The power regulator finally decided on the quarterly tariff adjustments pertaining to 2Q and 3Q FY20 – and the ball is now in the government’s court to notify the same in the official gazette. In all likelihood, the government shall announce the tariff adjustments with effect from today i.e. October 1, 2020, for amount of Rs165 billion to be collected over the next 12 months.
Nepra has worked out the two quarters’ adjustment at Rs1.62 per unit – the highest for any half year period. Although there is no official word yet from the government whether there is a shift in the power freeze policy, there have been hints that the government is finally ready to move on with some rationalization steps. The clubbing of FPAs spread over seven months, earlier was an indication in that direction.
Now that the adjustments are likely to become effective, expect hue and cry from all corners, telling how the price adjustment is akin to IMF’s slavery. But one must not lose sight of the fact that effective today, two previous adjustments pertaining to the four quarters of FY19 will cease to exist from the tariff structure of distribution companies.
Combined, this is a lapse of Rs1.82 per unit from the consumer tariff on account of 1HFY19 and 2HFY19 adjustment, effective from October 1, 2020. Take into account Rs1.62 per unit decided by Nepra and to be notified by the government, the consumer tariff will actually have gone a slight reduction from last month. Point is, the adjustment needs to be read, understood, conveyed and reported, in the same light. This is not a 12 percent increase in tariffs.
Now, on to the composition of adjustment. Capacity charges make up 90 percent of the Rs165 billion adjustments. The capacity payments in the first three quarters of FY20 have totaled Rs600 billion – very close to the full year amount of Rs644 billion billed in FY19. In all likelihood, the capacity charges would be nearing Rs850-900 billion by the end of FY20 – an increase of 30-40 percent year-on-year.
What makes matters worse is that the capacity charges in unit terms have risen faster as power demand has refused to increase. The high T&D losses make matters worse as 17-18 percent units continue to be lost, increasing the capacity payments on unit basis. It is imperative that the authorities seriously chalk out plans to increase electricity consumption from the grid, taking small steps towards affordable energy.
Negotiating with the IPPs and following it up with government-owned projects and then expanding it to CPEC power plants – is a good start, but this should not be the only one. Efforts to make power more affordable can and should be made simultaneously. There is no such thing as “one step at a time” to tackle the mess as big as Pakistan’s energy sector.
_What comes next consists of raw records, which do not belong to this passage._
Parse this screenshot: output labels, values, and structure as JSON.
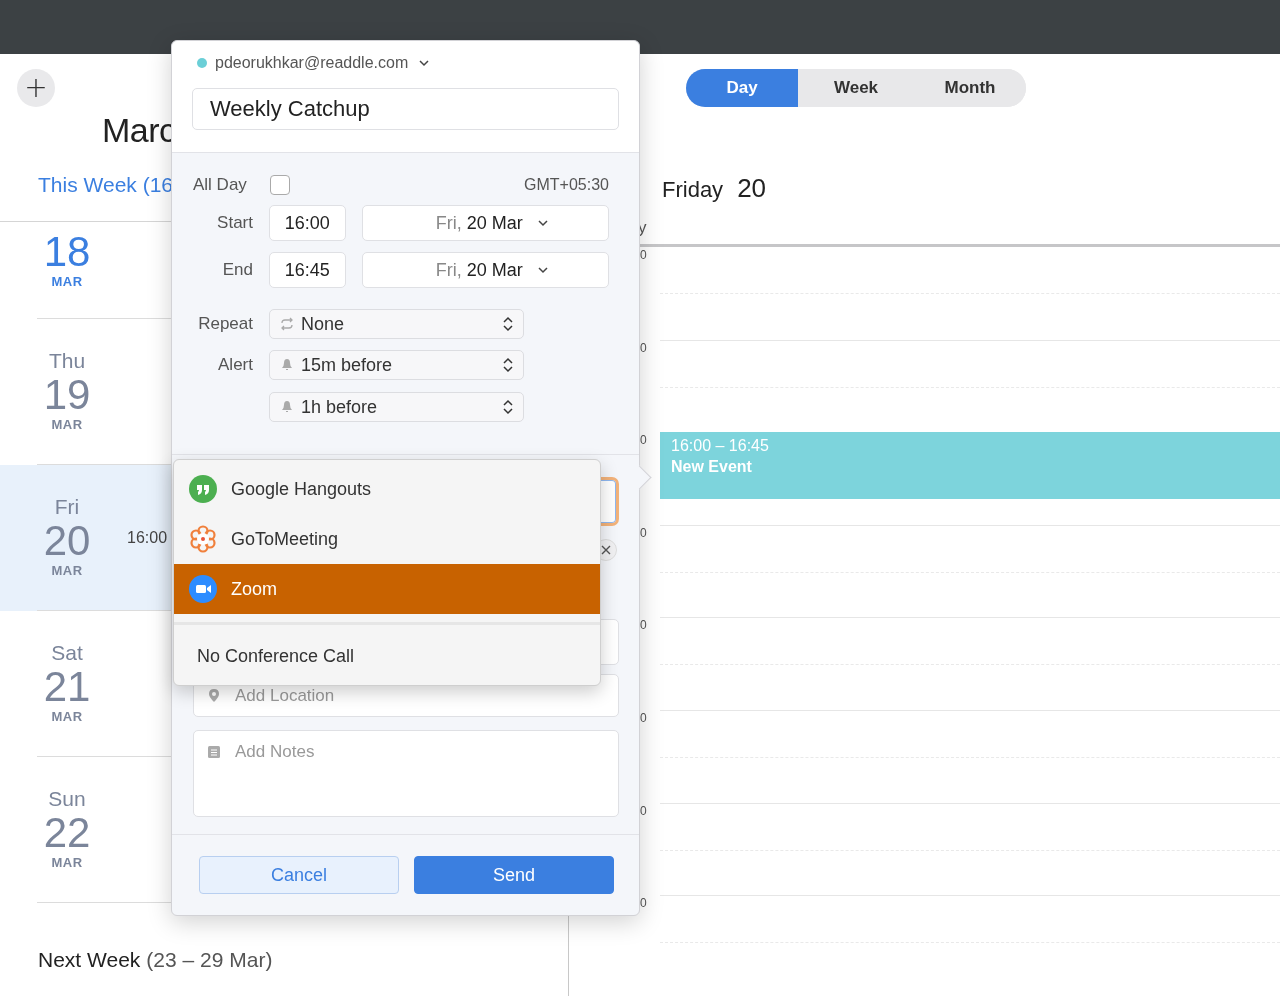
{
  "new_button": {
    "label": "+"
  },
  "sidebar": {
    "month_title": "Marc",
    "this_week": "This Week (16",
    "days": [
      {
        "day": "18",
        "month": "MAR",
        "today": true,
        "selected": false
      },
      {
        "weekday": "Thu",
        "day": "19",
        "month": "MAR",
        "today": false,
        "selected": false
      },
      {
        "weekday": "Fri",
        "day": "20",
        "month": "MAR",
        "today": false,
        "selected": true,
        "event_time": "16:00"
      },
      {
        "weekday": "Sat",
        "day": "21",
        "month": "MAR",
        "today": false,
        "selected": false
      },
      {
        "weekday": "Sun",
        "day": "22",
        "month": "MAR",
        "today": false,
        "selected": false
      }
    ],
    "next_week": {
      "label": "Next Week",
      "range": "(23 – 29 Mar)"
    }
  },
  "view_switcher": [
    {
      "label": "Day",
      "selected": true
    },
    {
      "label": "Week",
      "selected": false
    },
    {
      "label": "Month",
      "selected": false
    }
  ],
  "day_header": {
    "weekday": "Friday",
    "day": "20"
  },
  "timeline": {
    "all_day_fragment": "y",
    "hour_labels": [
      "0",
      "0",
      "0",
      "0",
      "0",
      "0",
      "0",
      "0"
    ],
    "event": {
      "time": "16:00 – 16:45",
      "title": "New Event"
    }
  },
  "popup": {
    "account": {
      "email": "pdeorukhkar@readdle.com"
    },
    "title": "Weekly Catchup",
    "all_day": {
      "label": "All Day",
      "checked": false
    },
    "timezone": "GMT+05:30",
    "start": {
      "label": "Start",
      "time": "16:00",
      "weekday": "Fri,",
      "date": "20 Mar"
    },
    "end": {
      "label": "End",
      "time": "16:45",
      "weekday": "Fri,",
      "date": "20 Mar"
    },
    "repeat": {
      "label": "Repeat",
      "value": "None"
    },
    "alert": {
      "label": "Alert",
      "values": [
        "15m before",
        "1h before"
      ]
    },
    "location": {
      "placeholder": "Add Location"
    },
    "notes": {
      "placeholder": "Add Notes"
    },
    "buttons": [
      {
        "label": "Cancel",
        "kind": "secondary"
      },
      {
        "label": "Send",
        "kind": "primary"
      }
    ]
  },
  "conference_menu": {
    "items": [
      {
        "label": "Google Hangouts",
        "kind": "hangouts",
        "selected": false
      },
      {
        "label": "GoToMeeting",
        "kind": "gotomeeting",
        "selected": false
      },
      {
        "label": "Zoom",
        "kind": "zoom",
        "selected": true
      }
    ],
    "no_call": "No Conference Call"
  }
}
Concrete efforts to increase collection, reduce losses, strengthen transmission, sustain generation mix, negotiate with power producers, forecast realistically, privatize discos, automate tariff adjustments, unbundle the market, are all important. And none more than the other. Focusing solely on revenue measures, never has and never will deliver the desired results.